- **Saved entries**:
--------------------------------
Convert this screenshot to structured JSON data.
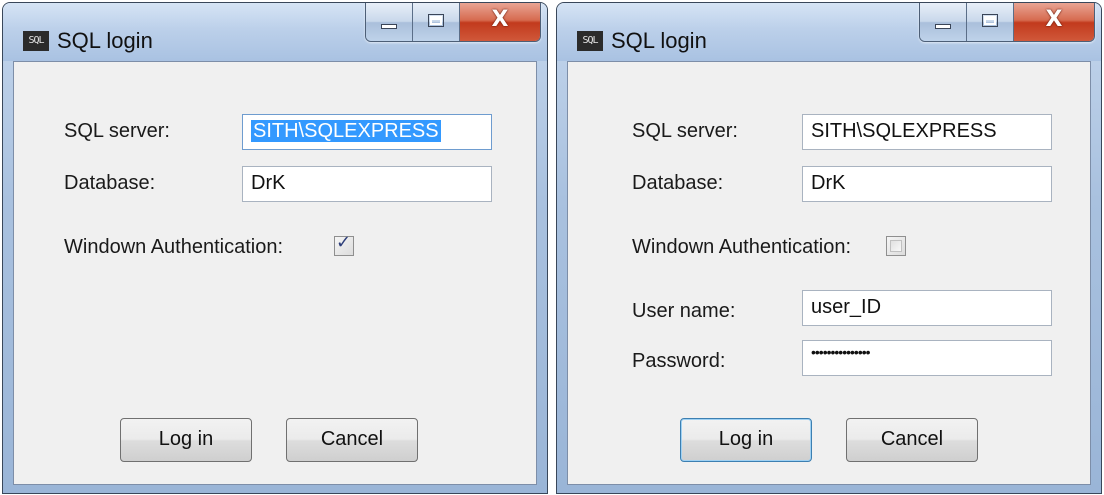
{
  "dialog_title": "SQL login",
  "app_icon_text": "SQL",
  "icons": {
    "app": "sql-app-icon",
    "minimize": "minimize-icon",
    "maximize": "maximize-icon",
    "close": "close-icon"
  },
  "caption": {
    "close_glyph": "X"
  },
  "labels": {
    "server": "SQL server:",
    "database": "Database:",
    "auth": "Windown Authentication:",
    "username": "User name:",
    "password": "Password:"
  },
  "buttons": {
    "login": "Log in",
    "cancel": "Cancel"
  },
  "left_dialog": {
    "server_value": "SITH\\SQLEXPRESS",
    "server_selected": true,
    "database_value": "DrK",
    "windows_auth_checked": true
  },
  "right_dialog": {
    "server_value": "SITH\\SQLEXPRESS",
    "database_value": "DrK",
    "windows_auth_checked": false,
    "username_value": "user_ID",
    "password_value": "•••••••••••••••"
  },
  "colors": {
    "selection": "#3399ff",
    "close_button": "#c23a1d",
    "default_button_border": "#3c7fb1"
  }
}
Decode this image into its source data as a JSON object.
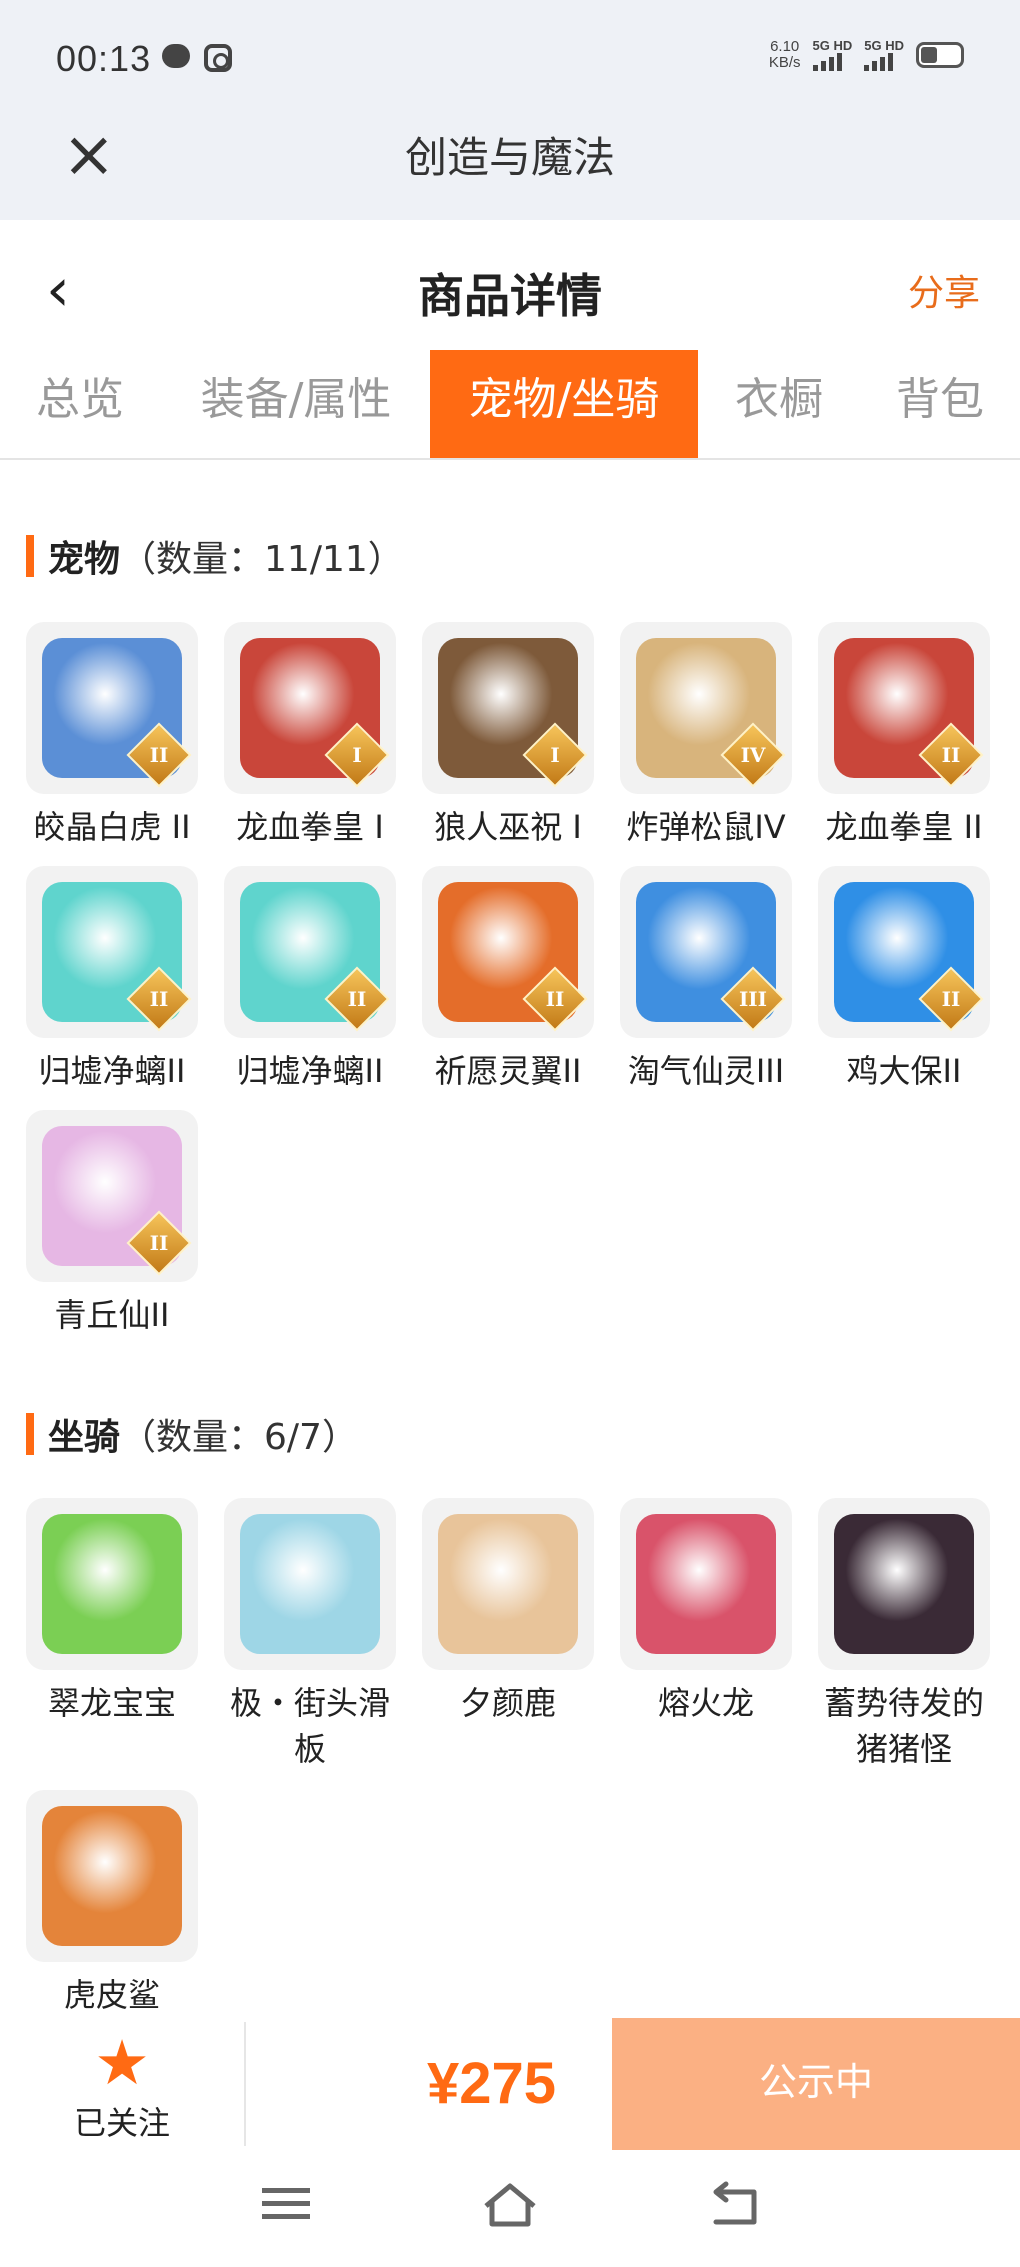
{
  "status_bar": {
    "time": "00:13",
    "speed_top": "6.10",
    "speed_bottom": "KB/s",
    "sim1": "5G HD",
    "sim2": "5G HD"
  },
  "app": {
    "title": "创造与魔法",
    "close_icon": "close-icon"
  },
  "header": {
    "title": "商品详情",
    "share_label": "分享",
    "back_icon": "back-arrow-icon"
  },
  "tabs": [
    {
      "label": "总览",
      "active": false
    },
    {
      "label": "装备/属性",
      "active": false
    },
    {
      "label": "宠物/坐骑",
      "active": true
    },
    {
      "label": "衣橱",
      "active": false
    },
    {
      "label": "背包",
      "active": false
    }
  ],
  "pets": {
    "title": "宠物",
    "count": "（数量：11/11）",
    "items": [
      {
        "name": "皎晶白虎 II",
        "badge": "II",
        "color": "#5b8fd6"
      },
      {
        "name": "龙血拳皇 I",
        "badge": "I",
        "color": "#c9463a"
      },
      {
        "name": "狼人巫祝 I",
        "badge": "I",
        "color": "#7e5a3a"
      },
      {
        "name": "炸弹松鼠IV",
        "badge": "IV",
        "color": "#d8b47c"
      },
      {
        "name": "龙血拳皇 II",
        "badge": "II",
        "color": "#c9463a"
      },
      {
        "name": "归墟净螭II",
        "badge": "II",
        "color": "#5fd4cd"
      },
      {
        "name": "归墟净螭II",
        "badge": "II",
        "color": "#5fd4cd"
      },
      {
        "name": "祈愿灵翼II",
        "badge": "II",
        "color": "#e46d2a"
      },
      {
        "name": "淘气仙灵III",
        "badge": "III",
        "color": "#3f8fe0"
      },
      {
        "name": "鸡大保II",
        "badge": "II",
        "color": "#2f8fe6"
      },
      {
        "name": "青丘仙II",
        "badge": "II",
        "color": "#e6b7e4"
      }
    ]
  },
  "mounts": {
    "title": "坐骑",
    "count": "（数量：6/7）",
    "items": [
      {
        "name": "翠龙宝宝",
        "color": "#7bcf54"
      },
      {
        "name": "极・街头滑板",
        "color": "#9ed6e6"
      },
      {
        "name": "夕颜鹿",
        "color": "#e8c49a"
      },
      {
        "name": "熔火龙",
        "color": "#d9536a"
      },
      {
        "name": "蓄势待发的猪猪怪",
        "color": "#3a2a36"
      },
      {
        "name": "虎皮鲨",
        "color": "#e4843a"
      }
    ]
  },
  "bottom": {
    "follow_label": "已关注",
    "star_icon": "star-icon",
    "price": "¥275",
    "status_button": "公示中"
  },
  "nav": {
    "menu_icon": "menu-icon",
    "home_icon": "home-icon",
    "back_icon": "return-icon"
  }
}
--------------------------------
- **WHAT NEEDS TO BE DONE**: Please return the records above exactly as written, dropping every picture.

- **SOLUTION**:
Convert this screenshot to structured JSON data.
{
  "dialog_title": "SQL login",
  "app_icon_text": "SQL",
  "icons": {
    "app": "sql-app-icon",
    "minimize": "minimize-icon",
    "maximize": "maximize-icon",
    "close": "close-icon"
  },
  "caption": {
    "close_glyph": "X"
  },
  "labels": {
    "server": "SQL server:",
    "database": "Database:",
    "auth": "Windown Authentication:",
    "username": "User name:",
    "password": "Password:"
  },
  "buttons": {
    "login": "Log in",
    "cancel": "Cancel"
  },
  "left_dialog": {
    "server_value": "SITH\\SQLEXPRESS",
    "server_selected": true,
    "database_value": "DrK",
    "windows_auth_checked": true
  },
  "right_dialog": {
    "server_value": "SITH\\SQLEXPRESS",
    "database_value": "DrK",
    "windows_auth_checked": false,
    "username_value": "user_ID",
    "password_value": "•••••••••••••••"
  },
  "colors": {
    "selection": "#3399ff",
    "close_button": "#c23a1d",
    "default_button_border": "#3c7fb1"
  }
}
Decode this image into its source data as a JSON object.
{
  "status_bar": {
    "time": "00:13",
    "speed_top": "6.10",
    "speed_bottom": "KB/s",
    "sim1": "5G HD",
    "sim2": "5G HD"
  },
  "app": {
    "title": "创造与魔法",
    "close_icon": "close-icon"
  },
  "header": {
    "title": "商品详情",
    "share_label": "分享",
    "back_icon": "back-arrow-icon"
  },
  "tabs": [
    {
      "label": "总览",
      "active": false
    },
    {
      "label": "装备/属性",
      "active": false
    },
    {
      "label": "宠物/坐骑",
      "active": true
    },
    {
      "label": "衣橱",
      "active": false
    },
    {
      "label": "背包",
      "active": false
    }
  ],
  "pets": {
    "title": "宠物",
    "count": "（数量：11/11）",
    "items": [
      {
        "name": "皎晶白虎 II",
        "badge": "II",
        "color": "#5b8fd6"
      },
      {
        "name": "龙血拳皇 I",
        "badge": "I",
        "color": "#c9463a"
      },
      {
        "name": "狼人巫祝 I",
        "badge": "I",
        "color": "#7e5a3a"
      },
      {
        "name": "炸弹松鼠IV",
        "badge": "IV",
        "color": "#d8b47c"
      },
      {
        "name": "龙血拳皇 II",
        "badge": "II",
        "color": "#c9463a"
      },
      {
        "name": "归墟净螭II",
        "badge": "II",
        "color": "#5fd4cd"
      },
      {
        "name": "归墟净螭II",
        "badge": "II",
        "color": "#5fd4cd"
      },
      {
        "name": "祈愿灵翼II",
        "badge": "II",
        "color": "#e46d2a"
      },
      {
        "name": "淘气仙灵III",
        "badge": "III",
        "color": "#3f8fe0"
      },
      {
        "name": "鸡大保II",
        "badge": "II",
        "color": "#2f8fe6"
      },
      {
        "name": "青丘仙II",
        "badge": "II",
        "color": "#e6b7e4"
      }
    ]
  },
  "mounts": {
    "title": "坐骑",
    "count": "（数量：6/7）",
    "items": [
      {
        "name": "翠龙宝宝",
        "color": "#7bcf54"
      },
      {
        "name": "极・街头滑板",
        "color": "#9ed6e6"
      },
      {
        "name": "夕颜鹿",
        "color": "#e8c49a"
      },
      {
        "name": "熔火龙",
        "color": "#d9536a"
      },
      {
        "name": "蓄势待发的猪猪怪",
        "color": "#3a2a36"
      },
      {
        "name": "虎皮鲨",
        "color": "#e4843a"
      }
    ]
  },
  "bottom": {
    "follow_label": "已关注",
    "star_icon": "star-icon",
    "price": "¥275",
    "status_button": "公示中"
  },
  "nav": {
    "menu_icon": "menu-icon",
    "home_icon": "home-icon",
    "back_icon": "return-icon"
  }
}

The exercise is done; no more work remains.